We’ve probably all heard the saying that such-and-such “isn’t anything to write home about”. In the age of social media and email, not much actual writing home takes place anymore, but this old idiom still stands as a monument to mediocrity. When it comes to deli sandwiches, plenty of them may qualify as “not bad”, but frankly, most fall into the “not anything to write home about” category. They’re just meh. Gioia’s Deli, in the historic Hill District of St. Louis, offers its hungry patrons a chance to go beyond meh.
The Hill District is the Little Italy of St. Louis and is known for serving up highly regarded eats in the neighborhood’s numerous restaurants. Although The Hill is known more as the home of toasted ravioli, Gioia’s has staked its claim as the home of hot salami and after partaking of their scrumptious sandwiches, I have no reason to dispute them. In my opinion, these folks can go head to head with any Italian deli in the country.
There are a number of items on the Gioia’s menu, most of which feature their high quality meats. I doubt you would go wrong with any of them, but the hot salami is their signature offering. The original recipe, brought to St. Louis by the Gioia family was known as Salam de Testa, first served in their little neighborhood grocery and then featured on sandwiches when they later added a lunch counter to their business. Now known simply as hot salami, that original recipe still reigns supreme at the iconic Hill sandwich shop.
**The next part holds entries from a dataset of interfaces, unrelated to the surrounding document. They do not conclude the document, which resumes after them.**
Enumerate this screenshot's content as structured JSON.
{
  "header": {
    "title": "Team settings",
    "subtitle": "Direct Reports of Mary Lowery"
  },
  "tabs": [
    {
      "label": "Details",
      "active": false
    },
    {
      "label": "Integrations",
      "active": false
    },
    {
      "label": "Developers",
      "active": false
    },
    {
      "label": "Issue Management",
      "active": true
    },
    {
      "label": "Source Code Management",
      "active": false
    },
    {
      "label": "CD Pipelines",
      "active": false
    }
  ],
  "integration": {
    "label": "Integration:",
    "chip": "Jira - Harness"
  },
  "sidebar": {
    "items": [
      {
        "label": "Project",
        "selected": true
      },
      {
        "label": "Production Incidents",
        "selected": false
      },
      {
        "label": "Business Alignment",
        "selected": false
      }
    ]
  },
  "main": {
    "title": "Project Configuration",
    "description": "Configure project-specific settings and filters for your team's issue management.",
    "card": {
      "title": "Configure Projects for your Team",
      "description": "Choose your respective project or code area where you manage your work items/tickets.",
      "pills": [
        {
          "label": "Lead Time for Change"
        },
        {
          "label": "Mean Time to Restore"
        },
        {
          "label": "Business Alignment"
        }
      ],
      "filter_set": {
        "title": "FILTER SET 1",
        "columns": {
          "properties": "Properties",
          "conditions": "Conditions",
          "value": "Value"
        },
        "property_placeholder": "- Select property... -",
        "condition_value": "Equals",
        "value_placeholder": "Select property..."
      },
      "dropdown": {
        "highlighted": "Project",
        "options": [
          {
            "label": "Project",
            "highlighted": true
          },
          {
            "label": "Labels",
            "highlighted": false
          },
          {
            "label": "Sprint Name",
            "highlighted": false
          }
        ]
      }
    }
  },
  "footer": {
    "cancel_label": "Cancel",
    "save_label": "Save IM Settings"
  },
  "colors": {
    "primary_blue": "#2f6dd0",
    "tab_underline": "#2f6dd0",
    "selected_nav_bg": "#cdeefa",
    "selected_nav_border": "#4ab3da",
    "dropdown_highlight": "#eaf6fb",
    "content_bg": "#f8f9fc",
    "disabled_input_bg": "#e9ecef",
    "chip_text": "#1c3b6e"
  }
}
If you were to walk into a location of a typical American sub sandwich franchise, you could easily spend seven or eight bucks on an unexciting, uninspired hunk of bread, layered with mediocre quality meats and toppings. Meh. Nothing to write home about. Overpriced. You get the picture. For roughly the same cost, Gioia’s serves you a deli meat masterpiece. They’ll top it the way you want it, but with premium quality ingredients and, be forewarned, the sandwiches are large. One of their thick, juicy, hot salami sandwiches could be a shared meal for many couples, particularly if you add a drink and bag of chips. I’ve eaten a whole sandwich myself, but I could have (should have?) saved half for later.
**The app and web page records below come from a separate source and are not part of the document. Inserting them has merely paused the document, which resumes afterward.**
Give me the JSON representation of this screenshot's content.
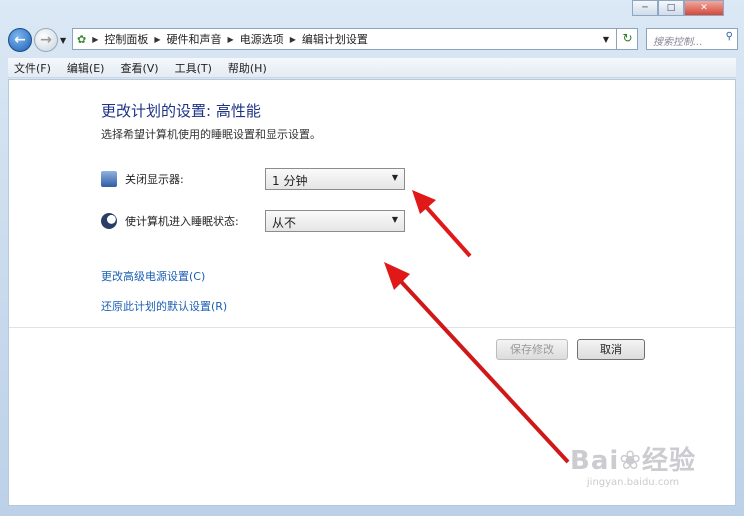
{
  "window": {
    "buttons": [
      "minimize",
      "maximize",
      "close"
    ]
  },
  "navigation": {
    "back_icon": "back-arrow-icon",
    "forward_icon": "forward-arrow-icon"
  },
  "breadcrumb": [
    "控制面板",
    "硬件和声音",
    "电源选项",
    "编辑计划设置"
  ],
  "search": {
    "placeholder": "搜索控制..."
  },
  "menu": [
    "文件(F)",
    "编辑(E)",
    "查看(V)",
    "工具(T)",
    "帮助(H)"
  ],
  "main": {
    "title": "更改计划的设置: 高性能",
    "subtitle": "选择希望计算机使用的睡眠设置和显示设置。",
    "settings": [
      {
        "label": "关闭显示器:",
        "value": "1 分钟",
        "icon": "monitor-icon"
      },
      {
        "label": "使计算机进入睡眠状态:",
        "value": "从不",
        "icon": "moon-icon"
      }
    ],
    "links": [
      "更改高级电源设置(C)",
      "还原此计划的默认设置(R)"
    ],
    "save_label": "保存修改",
    "cancel_label": "取消"
  },
  "annotation": {
    "arrow_color": "#e01818"
  },
  "watermark": {
    "brand": "Bai 经验",
    "url": "jingyan.baidu.com"
  }
}
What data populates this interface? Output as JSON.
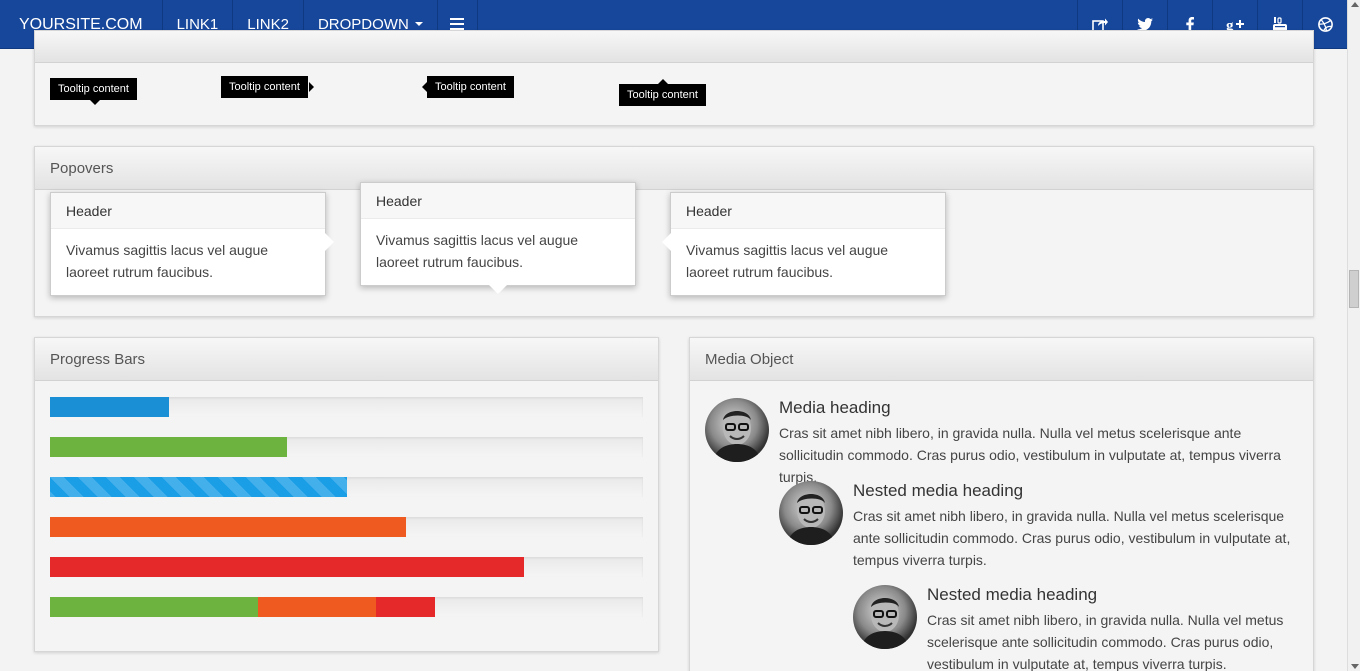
{
  "navbar": {
    "brand": "YOURSITE.COM",
    "links": [
      "LINK1",
      "LINK2"
    ],
    "dropdown": "DROPDOWN",
    "menu_icon": "hamburger-icon",
    "social_icons": [
      "share-icon",
      "twitter-icon",
      "facebook-icon",
      "google-plus-icon",
      "youtube-icon",
      "dribbble-icon"
    ],
    "color": "#17479b"
  },
  "tooltips": {
    "items": [
      "Tooltip content",
      "Tooltip content",
      "Tooltip content",
      "Tooltip content"
    ]
  },
  "popovers": {
    "title": "Popovers",
    "items": [
      {
        "header": "Header",
        "body": "Vivamus sagittis lacus vel augue laoreet rutrum faucibus."
      },
      {
        "header": "Header",
        "body": "Vivamus sagittis lacus vel augue laoreet rutrum faucibus."
      },
      {
        "header": "Header",
        "body": "Vivamus sagittis lacus vel augue laoreet rutrum faucibus."
      }
    ]
  },
  "progress": {
    "title": "Progress Bars",
    "bars": [
      {
        "segments": [
          {
            "percent": 20,
            "color": "#1a8fd6",
            "striped": false
          }
        ]
      },
      {
        "segments": [
          {
            "percent": 40,
            "color": "#6db33f",
            "striped": false
          }
        ]
      },
      {
        "segments": [
          {
            "percent": 50,
            "color": "#1a9ee6",
            "striped": true
          }
        ]
      },
      {
        "segments": [
          {
            "percent": 60,
            "color": "#ee5a1f",
            "striped": false
          }
        ]
      },
      {
        "segments": [
          {
            "percent": 80,
            "color": "#e5282a",
            "striped": false
          }
        ]
      },
      {
        "segments": [
          {
            "percent": 35,
            "color": "#6db33f",
            "striped": false
          },
          {
            "percent": 20,
            "color": "#ee5a1f",
            "striped": false
          },
          {
            "percent": 10,
            "color": "#e5282a",
            "striped": false
          }
        ]
      }
    ]
  },
  "media": {
    "title": "Media Object",
    "items": [
      {
        "heading": "Media heading",
        "text": "Cras sit amet nibh libero, in gravida nulla. Nulla vel metus scelerisque ante sollicitudin commodo. Cras purus odio, vestibulum in vulputate at, tempus viverra turpis."
      },
      {
        "heading": "Nested media heading",
        "text": "Cras sit amet nibh libero, in gravida nulla. Nulla vel metus scelerisque ante sollicitudin commodo. Cras purus odio, vestibulum in vulputate at, tempus viverra turpis."
      },
      {
        "heading": "Nested media heading",
        "text": "Cras sit amet nibh libero, in gravida nulla. Nulla vel metus scelerisque ante sollicitudin commodo. Cras purus odio, vestibulum in vulputate at, tempus viverra turpis."
      }
    ]
  }
}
When I think of serious sandwiches, only a few places come to mind. Schwartz’s Deli in Montreal (smoked meat), Katz’s Deli in Manhattan (pastrami), Central Grocery in New Orleans (muffaletta) and Geno’s in Philadelphia (cheesesteak). Gioia’s Deli, with their hot salami, belongs in the same ranks as these renowned establishments. In short, it’s a sandwich to remember.